Literary Devices in Poetry
Clean, Concrete Images: Moore introduces a list of descriptive animal imagery, emphasizing that these “phenomena” can still evoke images and weight, even without the typically thought-of poetic language to describe them. With just the base, “raw” materials, Moore exhibits her argument that poetry should focus on producing the “genuine.”
The power of descriptive language: The poem claims that by using “raw” language, the poet possesses an ability to create genuine emotions or reactions from the reader. By focusing on language and form, the poet can conjure images so vivid they can nearly be felt or seen by the readers themselves. This sensory representation is what Moore argues is the real appeal of poetry, rather than any intellectual analysis of it.
Verse Form: In this version of “Poetry” there are five stanzas, each consisting of six lines which follow a syllable-count sequence of 19, 22, 11, 5, 8, and 13. Moore used syllabic verse structures in many of her poems.
Literary Devices Examples in Poetry:
"dragged..." See in text (Poetry)
The verb “dragged” applies to the “phenomena” listed in the previous stanza. The contrast between these two words is striking: “phenomena” means “ideas”; “dragged” implies moving heavy objects. Moore’s diction here conveys the speaker’s broadest claim that poetry ought to render its subjects “real” in the mind. The purpose of poetry is to make ideas into objects, to give them weight.
"a tireless..." See in text (Poetry)

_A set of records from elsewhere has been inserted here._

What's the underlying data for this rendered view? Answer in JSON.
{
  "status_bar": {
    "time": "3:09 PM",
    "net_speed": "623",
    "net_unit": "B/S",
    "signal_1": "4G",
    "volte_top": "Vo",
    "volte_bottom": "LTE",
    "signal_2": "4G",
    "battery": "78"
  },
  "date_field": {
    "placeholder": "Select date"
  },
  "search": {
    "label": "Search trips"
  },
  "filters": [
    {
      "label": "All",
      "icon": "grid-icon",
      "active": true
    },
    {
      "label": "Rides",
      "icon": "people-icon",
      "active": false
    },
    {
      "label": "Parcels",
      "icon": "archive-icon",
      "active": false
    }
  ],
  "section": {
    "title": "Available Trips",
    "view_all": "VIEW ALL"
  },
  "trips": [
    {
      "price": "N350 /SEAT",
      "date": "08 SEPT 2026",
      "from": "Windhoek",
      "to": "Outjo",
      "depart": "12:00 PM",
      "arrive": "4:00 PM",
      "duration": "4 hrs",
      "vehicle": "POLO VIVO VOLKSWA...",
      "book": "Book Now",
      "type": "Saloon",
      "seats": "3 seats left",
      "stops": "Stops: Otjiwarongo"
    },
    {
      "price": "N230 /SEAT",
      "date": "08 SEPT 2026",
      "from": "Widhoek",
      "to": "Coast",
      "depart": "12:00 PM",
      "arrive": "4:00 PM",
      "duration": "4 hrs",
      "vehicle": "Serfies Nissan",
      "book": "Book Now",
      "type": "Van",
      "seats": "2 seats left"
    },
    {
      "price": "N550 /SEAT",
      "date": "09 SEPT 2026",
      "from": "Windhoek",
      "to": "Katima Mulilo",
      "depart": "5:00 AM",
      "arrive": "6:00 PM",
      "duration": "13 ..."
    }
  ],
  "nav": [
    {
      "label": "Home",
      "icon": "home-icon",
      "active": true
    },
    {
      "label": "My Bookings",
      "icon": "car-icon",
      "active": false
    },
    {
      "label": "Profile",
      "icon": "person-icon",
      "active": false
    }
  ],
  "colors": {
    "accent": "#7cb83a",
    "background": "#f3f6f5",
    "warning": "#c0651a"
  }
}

In an intriguing use of enjambment, Moore leaves the word “tireless” hanging at the end of the line right after the description of the wild horse’s “roll.” This associatively evokes the roll of a tire, even though “tireless” means something else entirely given the context provided in the next line.
"all these phenomena are important..." See in text (Poetry)
Notice that the speaker lists many things that constitute the genuine subjects of poetry. However, she lists them without adding poetic descriptions to them. This type of list underscores her point: with a genuine subject and the raw material of poetry, she can create an image in the mind of her reader rather than creating a complicated metaphor onto which the reader can place overwrought interpretation. This list can be read as a metaphysical moment in which the speaker enacts the type of poetic expression for which she advocates.